“I got bullied in school … they called me a terrorist and stuff like that,” Dhakal said. “I practice Hinduism, and in Hinduism, service is very, very important, because, you know, we’re taught to give, and even if you don’t have anything, we try to give as much as we can.”
A few years ago, while working at a local KFC, he met a man who was homeless. While cleaning tables, Dhakal and the man connected, and the man shared his story about how he became homeless.
“One of the necessities he needed was clothes, and so that’s where I got the idea,” Dhakal explained.
Ashis Collects Clothes hosted its first clothing drive in 2019. Dhakal collected everything, including socks, hats, jackets, coats and shoes.
“With that project, I was able to bring so many people together and change so many lives,” Dhakal said. “My biggest ‘why’ in my life is that as a young child, going through poverty, I was in the same shoes as they were in right now. I have a house. I have a computer now. I have a phone. But think about it. Those kids are still suffering. What I can do is better others so that, you know, they can give back to their community.”
For Dhakal, Ashis Collects Clothes is just a start: In the future, he wants to own a multimillion-dollar business that focuses on giving its money away to help others. To help him meet that goal, Hoda introduced Dhakal to “Shark Tank” star Mark Cuban, a philanthropist and billionaire entrepreneur, who is also one of Dhakal’s heroes.

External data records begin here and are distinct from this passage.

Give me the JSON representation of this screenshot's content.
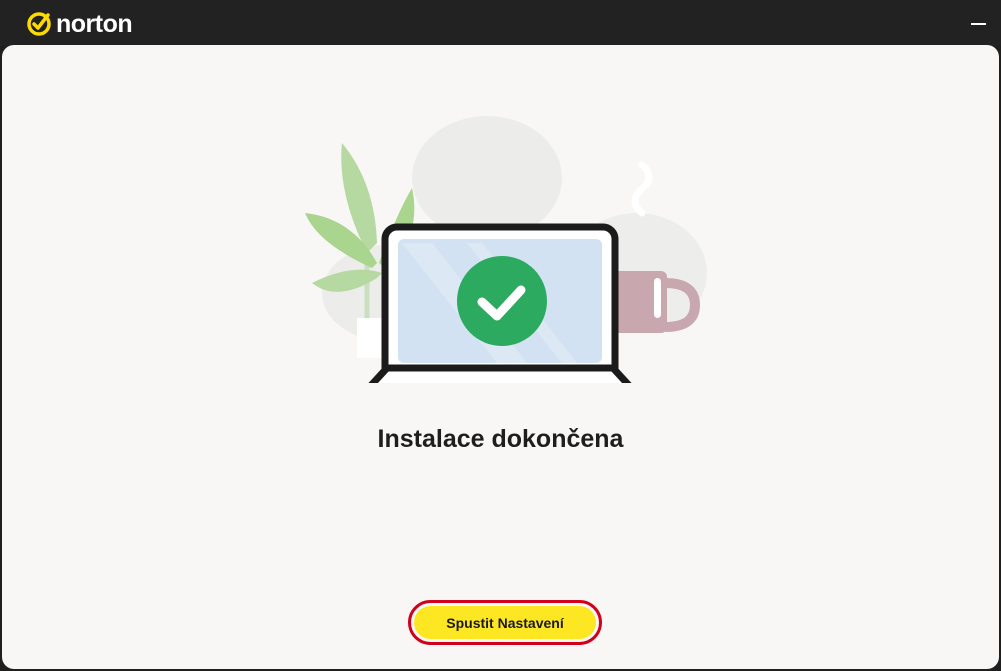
{
  "titlebar": {
    "brand_name": "norton",
    "brand_icon": "norton-checkmark-icon",
    "minimize_icon": "minimize-icon",
    "brand_color": "#FEDA00"
  },
  "main": {
    "illustration": {
      "icons": [
        "laptop-icon",
        "checkmark-icon",
        "plant-icon",
        "coffee-mug-icon"
      ],
      "check_color": "#2BAA60",
      "screen_color": "#D3E2F3",
      "mug_color": "#C8A7AE",
      "leaf_color": "#A9D58E"
    },
    "headline": "Instalace dokončena",
    "button": {
      "label": "Spustit Nastavení",
      "color": "#FDE723",
      "highlight_color": "#D0021B"
    }
  }
}
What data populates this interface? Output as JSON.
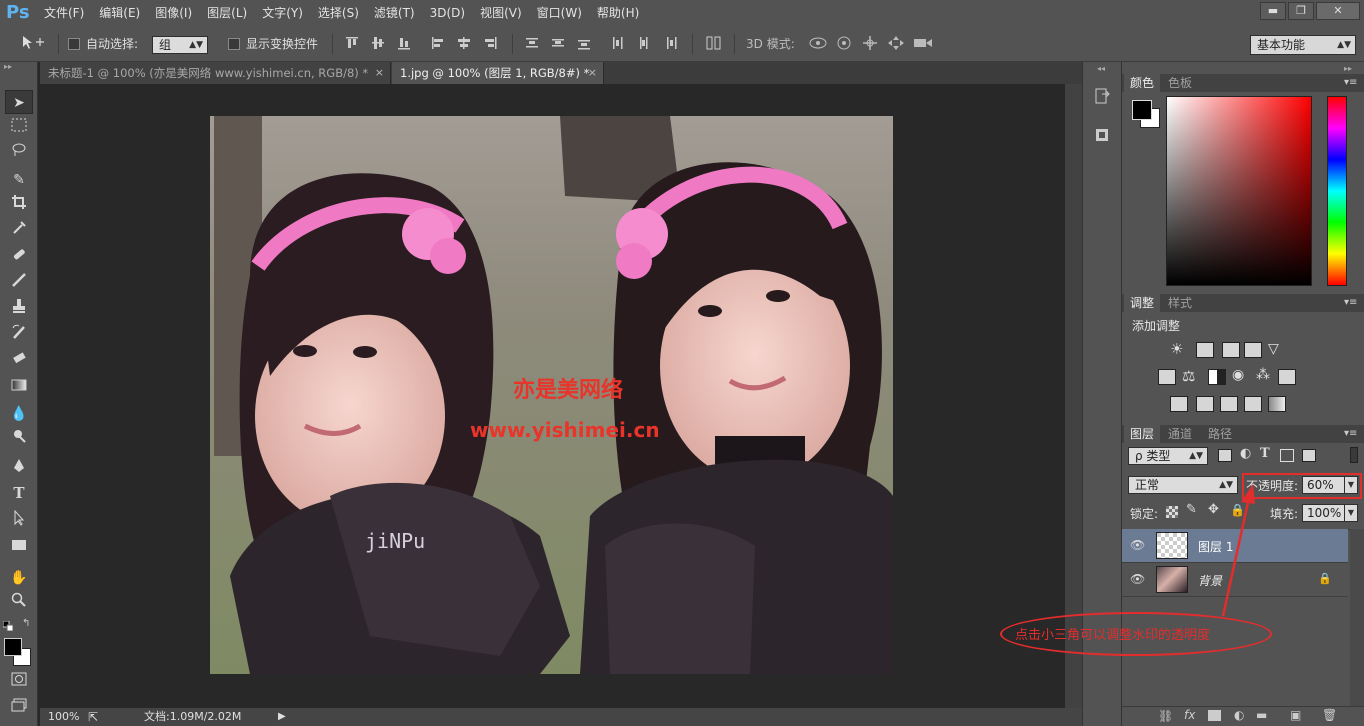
{
  "app": {
    "logo": "Ps"
  },
  "menu": [
    "文件(F)",
    "编辑(E)",
    "图像(I)",
    "图层(L)",
    "文字(Y)",
    "选择(S)",
    "滤镜(T)",
    "3D(D)",
    "视图(V)",
    "窗口(W)",
    "帮助(H)"
  ],
  "window_controls": {
    "minimize": "▬",
    "restore": "❐",
    "close": "✕"
  },
  "options_bar": {
    "tool_icon": "move-tool-icon",
    "auto_select_label": "自动选择:",
    "auto_select_value": "组",
    "show_transform_label": "显示变换控件",
    "mode_3d_label": "3D 模式:",
    "workspace_value": "基本功能"
  },
  "doc_tabs": [
    {
      "label": "未标题-1 @ 100% (亦是美网络 www.yishimei.cn, RGB/8) *",
      "close": "×"
    },
    {
      "label": "1.jpg @ 100% (图层 1, RGB/8#) *",
      "close": "×"
    }
  ],
  "canvas": {
    "watermark_line1": "亦是美网络",
    "watermark_line2": "www.yishimei.cn",
    "shirt_text": "jiNPu"
  },
  "status": {
    "zoom": "100%",
    "doc_info": "文档:1.09M/2.02M"
  },
  "color_panel": {
    "tabs": [
      "颜色",
      "色板"
    ],
    "fg": "#000000",
    "bg": "#ffffff"
  },
  "adjust_panel": {
    "tabs": [
      "调整",
      "样式"
    ],
    "title": "添加调整"
  },
  "layers_panel": {
    "tabs": [
      "图层",
      "通道",
      "路径"
    ],
    "filter_label": "ρ 类型",
    "blend_mode": "正常",
    "opacity_label": "不透明度:",
    "opacity_value": "60%",
    "lock_label": "锁定:",
    "fill_label": "填充:",
    "fill_value": "100%",
    "layers": [
      {
        "name": "图层 1",
        "selected": true
      },
      {
        "name": "背景",
        "selected": false
      }
    ]
  },
  "annotation": "点击小三角可以调整水印的透明度",
  "colors": {
    "accent_red": "#e32d2d",
    "selected_layer": "#6a7b93",
    "panel_bg": "#535353"
  }
}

Cuban, who said that he knows what it’s like to struggle and want to give back, gave Dhakal a specific goal: Collect 575 coats to give away to those in need.
While Dhakal first struggled to collect coats, he used a piece of advice from Cuban to give himself a boost: He networked with Amy Dott Harmer, who works at Serve Refugees, a local organization that connects refugees in the area. In days, Dhakal was receiving piles of coats.
“The momentum just kept going and going, going,” Dhakal said.
In four days, he collected thousands of coats, far surpassing his initial goal.
“I never dreamed of collecting 3,000 coats, but Utah has made it possible, and the people that I connected with made it possible,” Dhakal said.
“You’re setting an example, Ashis, that it’s not about connections,” Cuban said. “It’s not about who you know. Effort. It’s all about how hard you’re willing to work to getting something done.”
To make the donation go even further, Comcast, the parent company of NBC, announced that it would match the number of coats collected.
“I’m very, very grateful and happy to be in a position where I am to bring my community together and make an impact,” said Dhakal.
“Tomorrow’s Voices” was created by TODAY with our sponsor and parent company, Comcast, which helped find the students profiled.